*WHAT YOU ARE ASKED TO DO*. Go through the entries below and tally each line holding the string "name". Return the number only.

(Web page and app entries)
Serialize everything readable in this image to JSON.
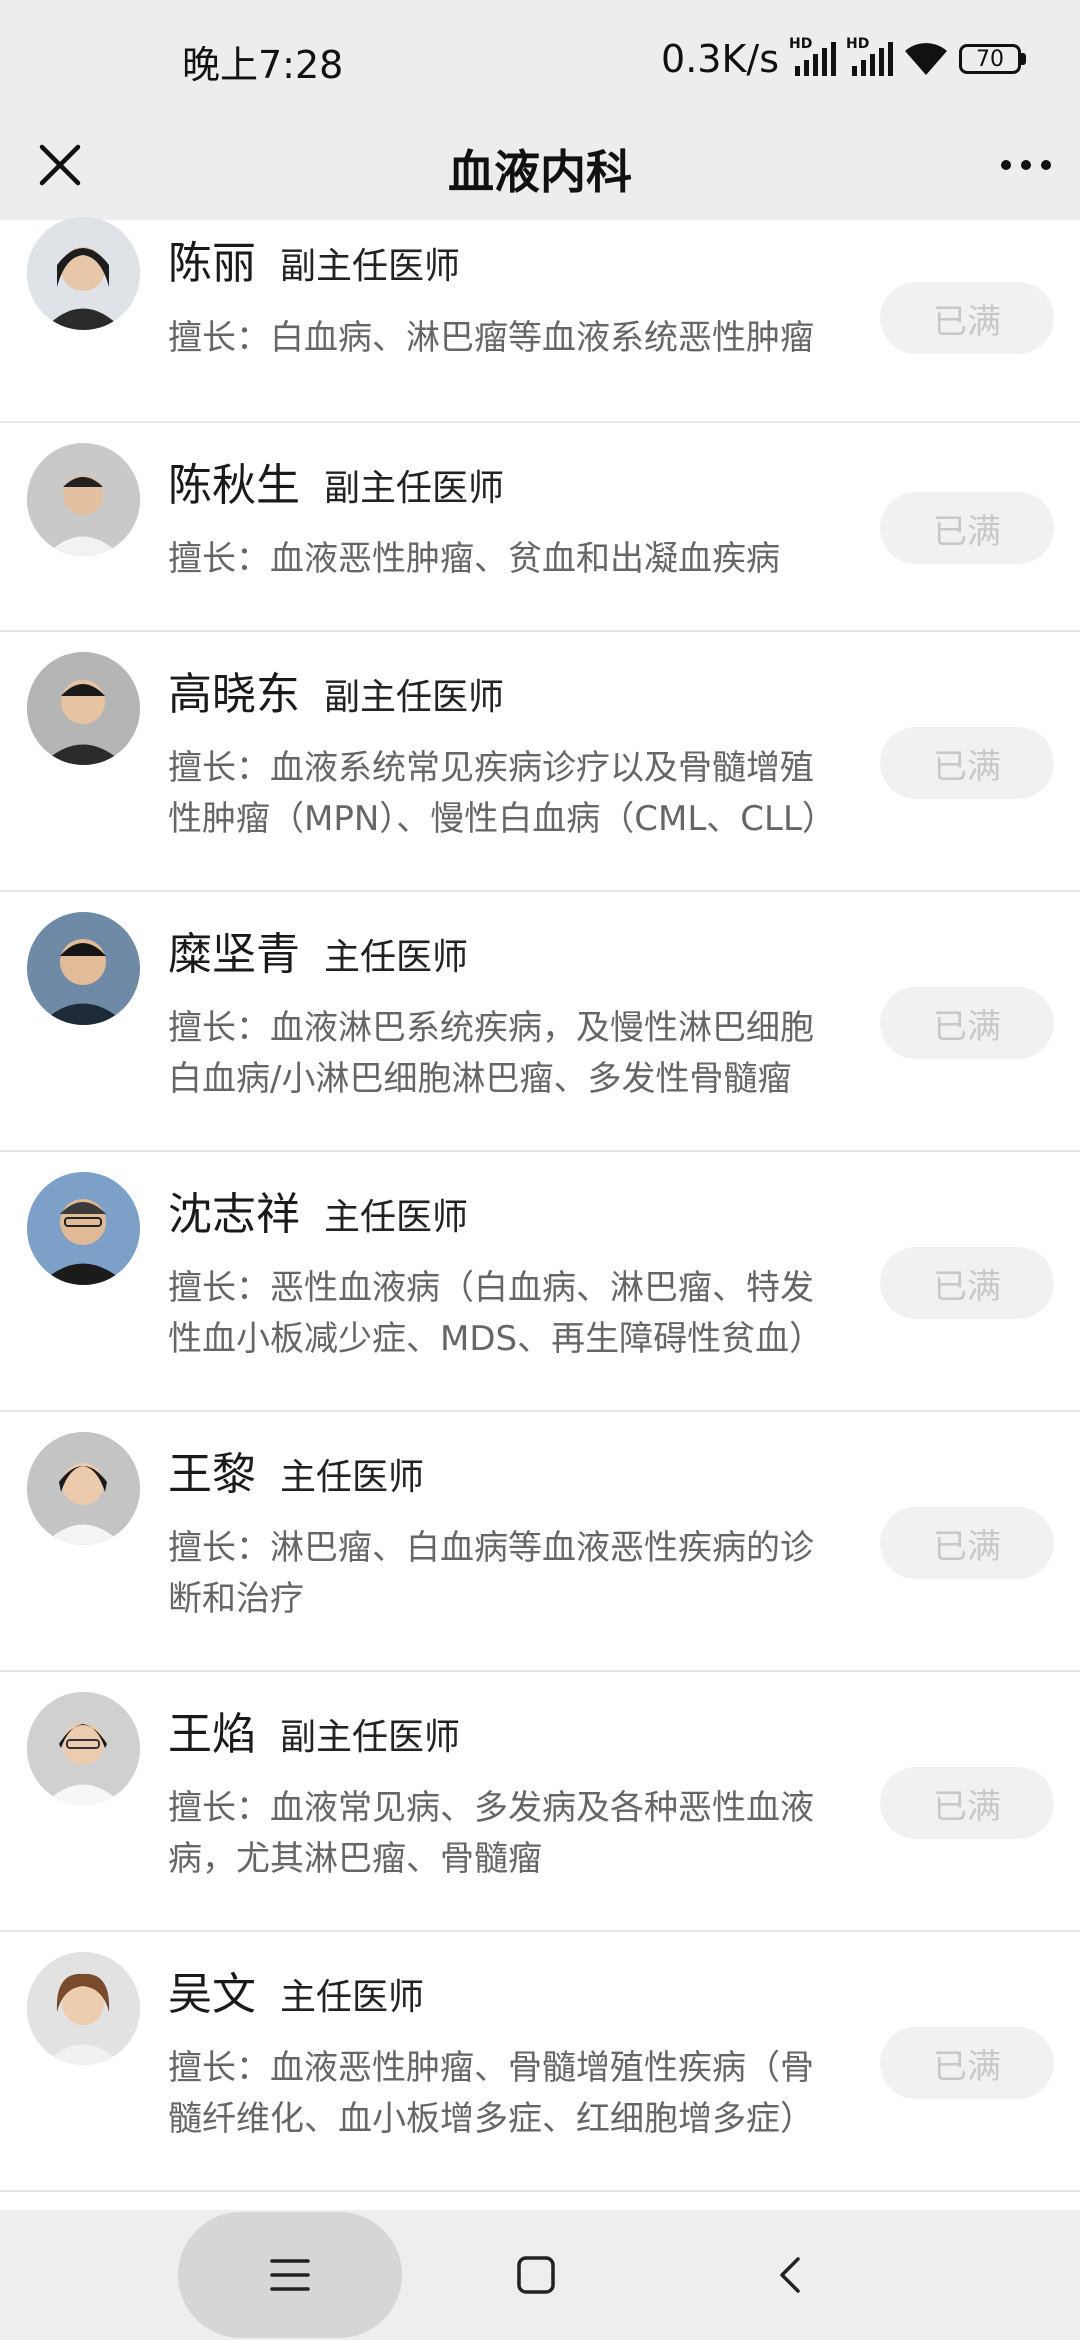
{
  "status_bar": {
    "time": "晚上7:28",
    "net_speed": "0.3K/s",
    "battery": "70"
  },
  "header": {
    "title": "血液内科"
  },
  "doctors": [
    {
      "name": "陈丽",
      "title": "副主任医师",
      "specialty": "擅长：白血病、淋巴瘤等血液系统恶性肿瘤",
      "status": "已满",
      "avatar_color": "#cfd3d8"
    },
    {
      "name": "陈秋生",
      "title": "副主任医师",
      "specialty": "擅长：血液恶性肿瘤、贫血和出凝血疾病",
      "status": "已满",
      "avatar_color": "#c9c9c9"
    },
    {
      "name": "高晓东",
      "title": "副主任医师",
      "specialty": "擅长：血液系统常见疾病诊疗以及骨髓增殖性肿瘤（MPN）、慢性白血病（CML、CLL）",
      "status": "已满",
      "avatar_color": "#b8b8b8"
    },
    {
      "name": "糜坚青",
      "title": "主任医师",
      "specialty": "擅长：血液淋巴系统疾病，及慢性淋巴细胞白血病/小淋巴细胞淋巴瘤、多发性骨髓瘤",
      "status": "已满",
      "avatar_color": "#6f8aa6"
    },
    {
      "name": "沈志祥",
      "title": "主任医师",
      "specialty": "擅长：恶性血液病（白血病、淋巴瘤、特发性血小板减少症、MDS、再生障碍性贫血）",
      "status": "已满",
      "avatar_color": "#7da0c9"
    },
    {
      "name": "王黎",
      "title": "主任医师",
      "specialty": "擅长：淋巴瘤、白血病等血液恶性疾病的诊断和治疗",
      "status": "已满",
      "avatar_color": "#c4c4c4"
    },
    {
      "name": "王焰",
      "title": "副主任医师",
      "specialty": "擅长：血液常见病、多发病及各种恶性血液病，尤其淋巴瘤、骨髓瘤",
      "status": "已满",
      "avatar_color": "#d0d0d0"
    },
    {
      "name": "吴文",
      "title": "主任医师",
      "specialty": "擅长：血液恶性肿瘤、骨髓增殖性疾病（骨髓纤维化、血小板增多症、红细胞增多症）",
      "status": "已满",
      "avatar_color": "#d9d9d9"
    }
  ]
}
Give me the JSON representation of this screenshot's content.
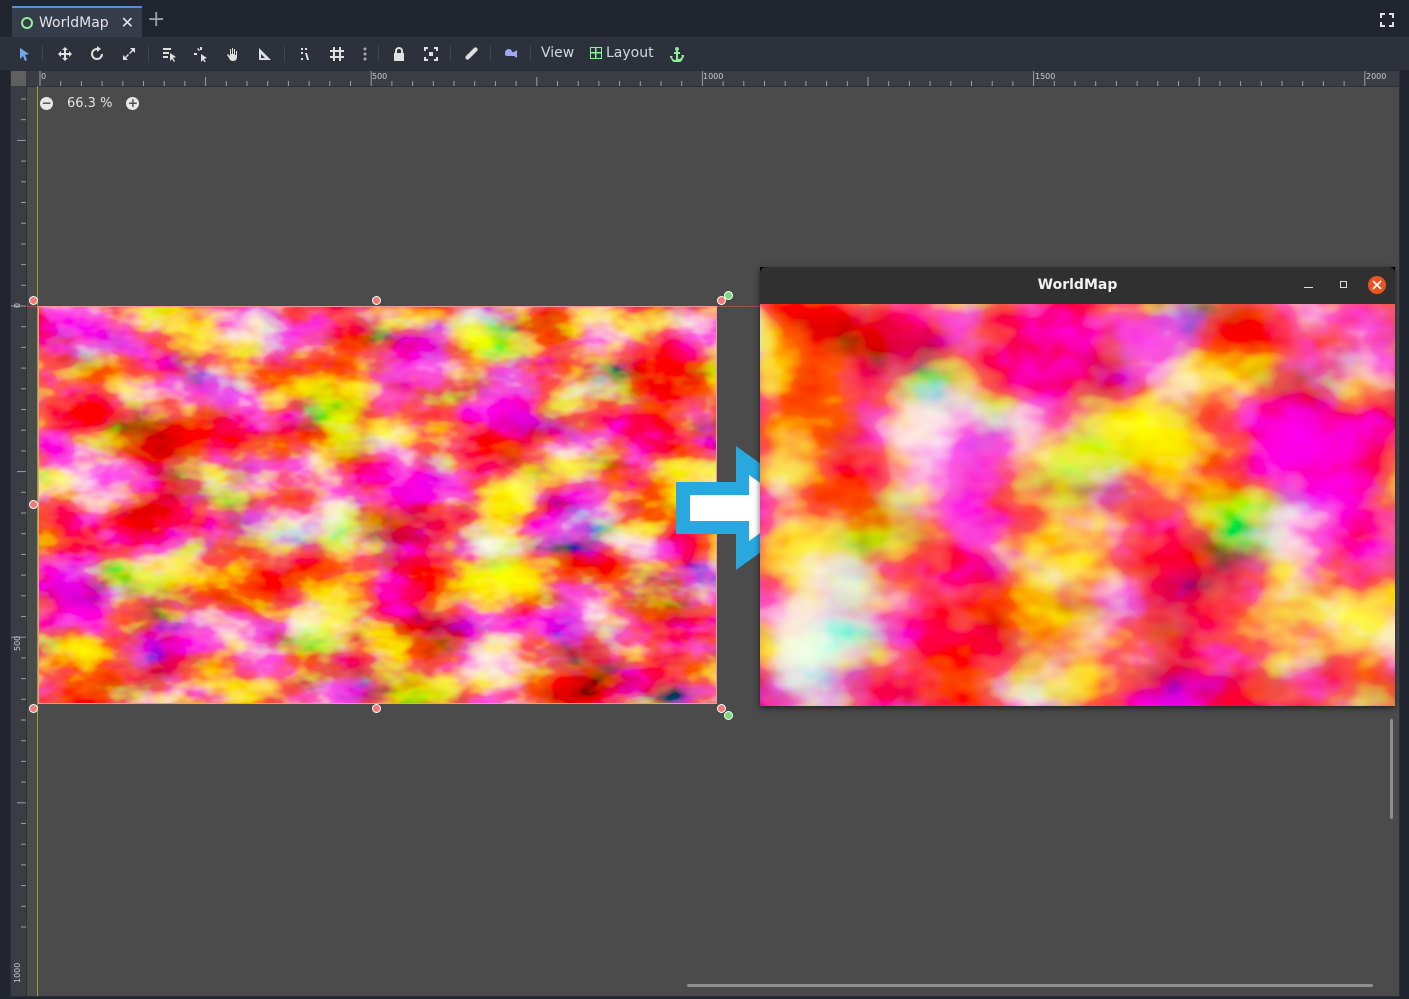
{
  "tab": {
    "title": "WorldMap",
    "close_glyph": "✕",
    "add_glyph": "+"
  },
  "toolbar": {
    "view_label": "View",
    "layout_label": "Layout"
  },
  "viewport": {
    "zoom": "66.3 %",
    "zoom_out_glyph": "−",
    "zoom_in_glyph": "+",
    "ruler_h_labels": [
      "0",
      "500",
      "1000",
      "1500",
      "2000"
    ],
    "ruler_v_labels": [
      "0",
      "500",
      "1000"
    ]
  },
  "game_window": {
    "title": "WorldMap"
  },
  "colors": {
    "accent": "#5a8dd6",
    "node_green": "#8eef97",
    "selection_handle": "#f07a7a",
    "arrow_fill": "#29a8e0",
    "close_button": "#e95420"
  },
  "icons": [
    "select-icon",
    "move-icon",
    "rotate-icon",
    "scale-icon",
    "list-select-icon",
    "pivot-icon",
    "pan-icon",
    "ruler-icon",
    "smart-snap-icon",
    "grid-snap-icon",
    "more-icon",
    "lock-icon",
    "group-icon",
    "bone-icon",
    "camera-icon",
    "layout-grid-icon",
    "anchor-icon",
    "distraction-free-icon"
  ]
}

*YOUR RESPONSE*. 8